Perhaps it was his nearness, his stately grin, or perhaps it was his fancy James Dean poof/lion’s mane. Perhaps it was his scent or the way he talked about his life and his family or the way he stuttered sometimes. Perhaps it was his kindness or the fact that he was a king and an undeniably handsome fur-man but the vow Myrtle had taken to remain celibate before marriage had melted. The promise she made to God and to herself stood as a puddle before the two kittens. When the King offered the option to stay the night in his royal chambers, she stepped over the puddle of her melted morality without ever getting her feet wet and followed him to his royal chambers. Where they proceeded to do things that are not PG-rated and too explicit for this blog. 

[AUTHOR’S NOTE: I always have a hard time with this part of the story because I want Esther to remain true to her convictions. In the bible, it doesn’t say explicitly that they had sex but we know she stays with the king for the night and I think it’s fair to say they probably weren’t playing crib all night. 

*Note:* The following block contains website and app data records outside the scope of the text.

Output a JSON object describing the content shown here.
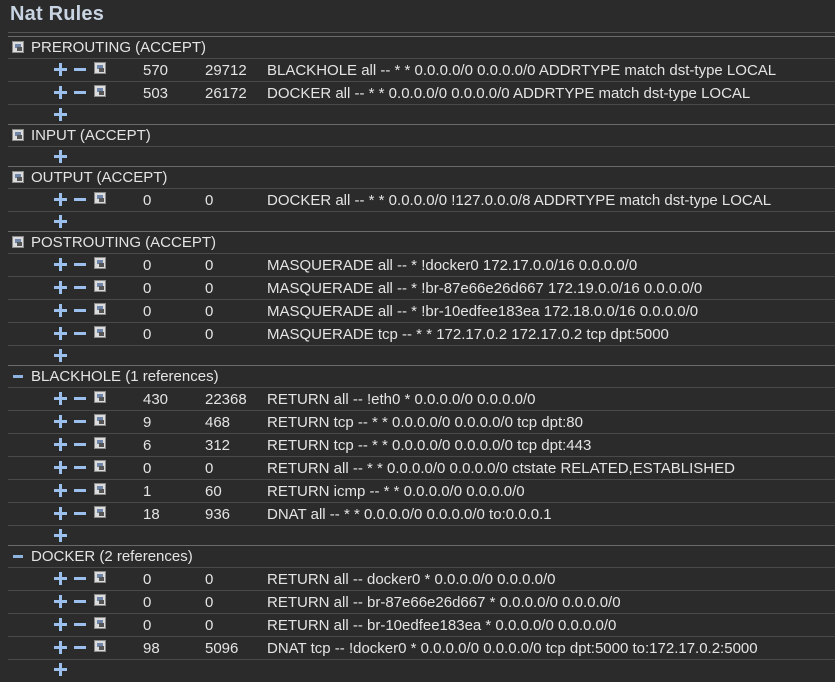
{
  "page_title": "Nat Rules",
  "chains": [
    {
      "label": "PREROUTING (ACCEPT)",
      "header_icon": "edit-chain-icon",
      "rules": [
        {
          "pkts": "570",
          "bytes": "29712",
          "text": "BLACKHOLE all -- * * 0.0.0.0/0 0.0.0.0/0 ADDRTYPE match dst-type LOCAL"
        },
        {
          "pkts": "503",
          "bytes": "26172",
          "text": "DOCKER all -- * * 0.0.0.0/0 0.0.0.0/0 ADDRTYPE match dst-type LOCAL"
        }
      ]
    },
    {
      "label": "INPUT (ACCEPT)",
      "header_icon": "edit-chain-icon",
      "rules": []
    },
    {
      "label": "OUTPUT (ACCEPT)",
      "header_icon": "edit-chain-icon",
      "rules": [
        {
          "pkts": "0",
          "bytes": "0",
          "text": "DOCKER all -- * * 0.0.0.0/0 !127.0.0.0/8 ADDRTYPE match dst-type LOCAL"
        }
      ]
    },
    {
      "label": "POSTROUTING (ACCEPT)",
      "header_icon": "edit-chain-icon",
      "rules": [
        {
          "pkts": "0",
          "bytes": "0",
          "text": "MASQUERADE all -- * !docker0 172.17.0.0/16 0.0.0.0/0"
        },
        {
          "pkts": "0",
          "bytes": "0",
          "text": "MASQUERADE all -- * !br-87e66e26d667 172.19.0.0/16 0.0.0.0/0"
        },
        {
          "pkts": "0",
          "bytes": "0",
          "text": "MASQUERADE all -- * !br-10edfee183ea 172.18.0.0/16 0.0.0.0/0"
        },
        {
          "pkts": "0",
          "bytes": "0",
          "text": "MASQUERADE tcp -- * * 172.17.0.2 172.17.0.2 tcp dpt:5000"
        }
      ]
    },
    {
      "label": "BLACKHOLE (1 references)",
      "header_icon": "collapse-chain-icon",
      "rules": [
        {
          "pkts": "430",
          "bytes": "22368",
          "text": "RETURN all -- !eth0 * 0.0.0.0/0 0.0.0.0/0"
        },
        {
          "pkts": "9",
          "bytes": "468",
          "text": "RETURN tcp -- * * 0.0.0.0/0 0.0.0.0/0 tcp dpt:80"
        },
        {
          "pkts": "6",
          "bytes": "312",
          "text": "RETURN tcp -- * * 0.0.0.0/0 0.0.0.0/0 tcp dpt:443"
        },
        {
          "pkts": "0",
          "bytes": "0",
          "text": "RETURN all -- * * 0.0.0.0/0 0.0.0.0/0 ctstate RELATED,ESTABLISHED"
        },
        {
          "pkts": "1",
          "bytes": "60",
          "text": "RETURN icmp -- * * 0.0.0.0/0 0.0.0.0/0"
        },
        {
          "pkts": "18",
          "bytes": "936",
          "text": "DNAT all -- * * 0.0.0.0/0 0.0.0.0/0 to:0.0.0.1"
        }
      ]
    },
    {
      "label": "DOCKER (2 references)",
      "header_icon": "collapse-chain-icon",
      "rules": [
        {
          "pkts": "0",
          "bytes": "0",
          "text": "RETURN all -- docker0 * 0.0.0.0/0 0.0.0.0/0"
        },
        {
          "pkts": "0",
          "bytes": "0",
          "text": "RETURN all -- br-87e66e26d667 * 0.0.0.0/0 0.0.0.0/0"
        },
        {
          "pkts": "0",
          "bytes": "0",
          "text": "RETURN all -- br-10edfee183ea * 0.0.0.0/0 0.0.0.0/0"
        },
        {
          "pkts": "98",
          "bytes": "5096",
          "text": "DNAT tcp -- !docker0 * 0.0.0.0/0 0.0.0.0/0 tcp dpt:5000 to:172.17.0.2:5000"
        }
      ]
    }
  ]
}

I also get nervous because I don’t know how to explain this to my readers. It would be much easier to write a story where Esther maintains her values and imitates what a proper ‘godly’ woman should do. That way, when we get to the genocide part, we’d all understand that God saved his people because they were good and moral and followed His commands. But that’s not the case. It’s much messier than that. The bible is full of sinners who were unfaithful and undeserving of God’s grace. There were adulterers and prostitutes, greedy tax collectors, outcasts etc. but that’s what’s kind of amazing about it. God saved His people in spite of what they did or how they (mis)behaved. 

Because, really, the story of God’s relationship with his people in the bible is not about the people or their sins; it’s about the Father who is faithful in spite of our unfaithfulness. He believes we are worth saving even when we don’t deserve it.

Nobody does that. Seriously. Look at all your friends. All your lovers. Even your family. Humans are capable of great things. We are capable of great love, sacrifice and forgiveness but even then, we have our limits. Nobody will love you the way God loves His imperfect people.

I have to fast forward on the next part because I took too much time on my Author’s Note and it’s bedtime but basically–]

The king loves Myrtle more than all the other cats, he decides to make her queen, they are wed, have a huge feast, yada yada yada.

Cut to Heggy and Morty who watched the whole thing unfold like Bert and Ernie on Sesame Street.

“I think that went well,” said Heggy.

“Thank God!” said Morty.

“Thank who?” asked Heggy.

“Uhh….” uttered Morty.